time, but it is well worth the effort. Keep them in a
file together so you can always access them as required.
What to do
testimonials make you feel good and can pick you up at
times when business is a bit slow. Although this is a
legitimate use of testimonials, they are of more use
when you share them with potential customers.
be included on websites, brochures, flyers, the back of
business cards, posters, information sheets, in media
releases, advertisements, product packaging and more. In
fact, you can be creative and put your testimonial in
all sorts of places.
You may even
find some testimonials can be useful for developing a
new tag line or slant for your advertising copy.
be used by themselves, such as a testimonials page on
your website or a list you can hand out.
For a customer
who is looking for some reassurance or a better sense of
your business, this list may be useful. However, many
people probably wouldn’t take a lot of notice of this
page on your site or in an information pack.
effective use of testimonials is to intersperse them
with your main text.
For instance, if
you sell a range of products, you can have testimonials
for each product on the relevant sales page for that
product. Customers after only one product will then see
the relevant testimonials as they are deciding whether
or not to buy from you.
testimonials throughout your general information makes
it more visible and useful. A few well placed
testimonials are more convincing than an overwhelming
list that includes more information than is required.
Make sure that

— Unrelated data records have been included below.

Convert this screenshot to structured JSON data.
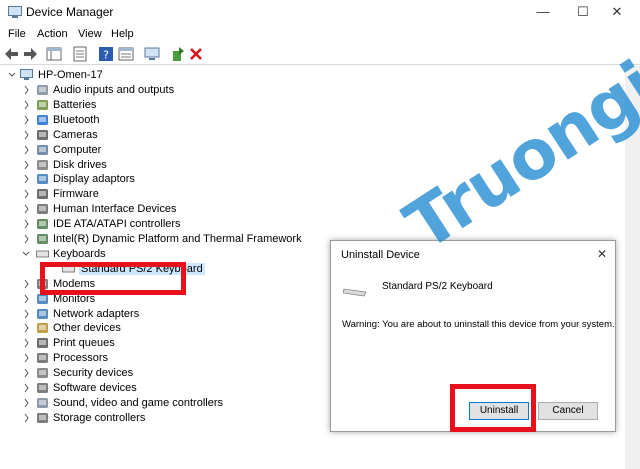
{
  "window": {
    "title": "Device Manager"
  },
  "menu": [
    "File",
    "Action",
    "View",
    "Help"
  ],
  "tree": {
    "root": "HP-Omen-17",
    "items": [
      {
        "label": "Audio inputs and outputs",
        "icon": "speaker-icon"
      },
      {
        "label": "Batteries",
        "icon": "battery-icon"
      },
      {
        "label": "Bluetooth",
        "icon": "bluetooth-icon"
      },
      {
        "label": "Cameras",
        "icon": "camera-icon"
      },
      {
        "label": "Computer",
        "icon": "computer-icon"
      },
      {
        "label": "Disk drives",
        "icon": "disk-icon"
      },
      {
        "label": "Display adaptors",
        "icon": "display-icon"
      },
      {
        "label": "Firmware",
        "icon": "firmware-icon"
      },
      {
        "label": "Human Interface Devices",
        "icon": "hid-icon"
      },
      {
        "label": "IDE ATA/ATAPI controllers",
        "icon": "ide-icon"
      },
      {
        "label": "Intel(R) Dynamic Platform and Thermal Framework",
        "icon": "chip-icon"
      },
      {
        "label": "Keyboards",
        "icon": "keyboard-icon",
        "expanded": true
      },
      {
        "label": "Standard PS/2 Keyboard",
        "icon": "keyboard-icon",
        "child": true,
        "selected": true
      },
      {
        "label": "Modems",
        "icon": "modem-icon"
      },
      {
        "label": "Monitors",
        "icon": "monitor-icon"
      },
      {
        "label": "Network adapters",
        "icon": "network-icon"
      },
      {
        "label": "Other devices",
        "icon": "other-device-icon"
      },
      {
        "label": "Print queues",
        "icon": "printer-icon"
      },
      {
        "label": "Processors",
        "icon": "processor-icon"
      },
      {
        "label": "Security devices",
        "icon": "security-icon"
      },
      {
        "label": "Software devices",
        "icon": "software-icon"
      },
      {
        "label": "Sound, video and game controllers",
        "icon": "sound-icon"
      },
      {
        "label": "Storage controllers",
        "icon": "storage-icon"
      }
    ]
  },
  "dialog": {
    "title": "Uninstall Device",
    "device_name": "Standard PS/2 Keyboard",
    "warning": "Warning: You are about to uninstall this device from your system.",
    "uninstall_label": "Uninstall",
    "cancel_label": "Cancel"
  },
  "watermark": "Truongin.top",
  "colors": {
    "highlight": "#e8101a",
    "watermark": "#2a8fd4",
    "selection": "#cce8ff"
  }
}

all customers giving you a testimonial are aware that
you intend to use their words publicly. If any request
their name to be presented in a given way, then do so –
for instance, many people would prefer to be listed as
Mary or Mary A rather than Mary
Be careful of
divulging too much information about your customers. Not
only does this violate your customer’s privacy and
perhaps their trust in you, it may make other people
wary of trusting you with their details.
If customers are
happy to be contacted as a referral, give those details
out as required rather than spreading their email
address or phone number everywhere. This is where a
sheet of testimonials with some contact details can be
useful to have on file to give selected people who wish
to hear personal testimonials.
come from business owners, offer to list their business
name as well as their personal name. So a testimonial
could be from ‘Tash Hughes of Save Time Online’ instead
of ‘Tash Hughes’. This a nice extra for your customer
and also makes their testimonial look a little more
official and credible if you are offering business
testimonials to your website, there are extra
you can hyperlink the customer’s business name to their
site rather than just list the name. Of course, this
helps increase the page ranking for both sites so it is
an advantageous policy.
Because of the
public nature of the web, don’t include email addresses
or phone numbers of people giving you testimonials.
Listing their email addresses opens them up to spam, if
nothing else, so it isn’t looking after your customers.
Tell potential customers to contact you if they want
contact details to go with any testimonials.
On the other
hand, not naming people at all in testimonials reduces
their impact. If no name is attached, what
differentiates it from your main message? An unnamed
testimonial is more likely to be perceived as being
written by you and thus of no meaning.
Tash Hughes is
the owner of
Word Constructions and is available to solve all
your business writing problems! From letters to
policies, newsletters to web content, Word Constructions
writes all business documents to your style and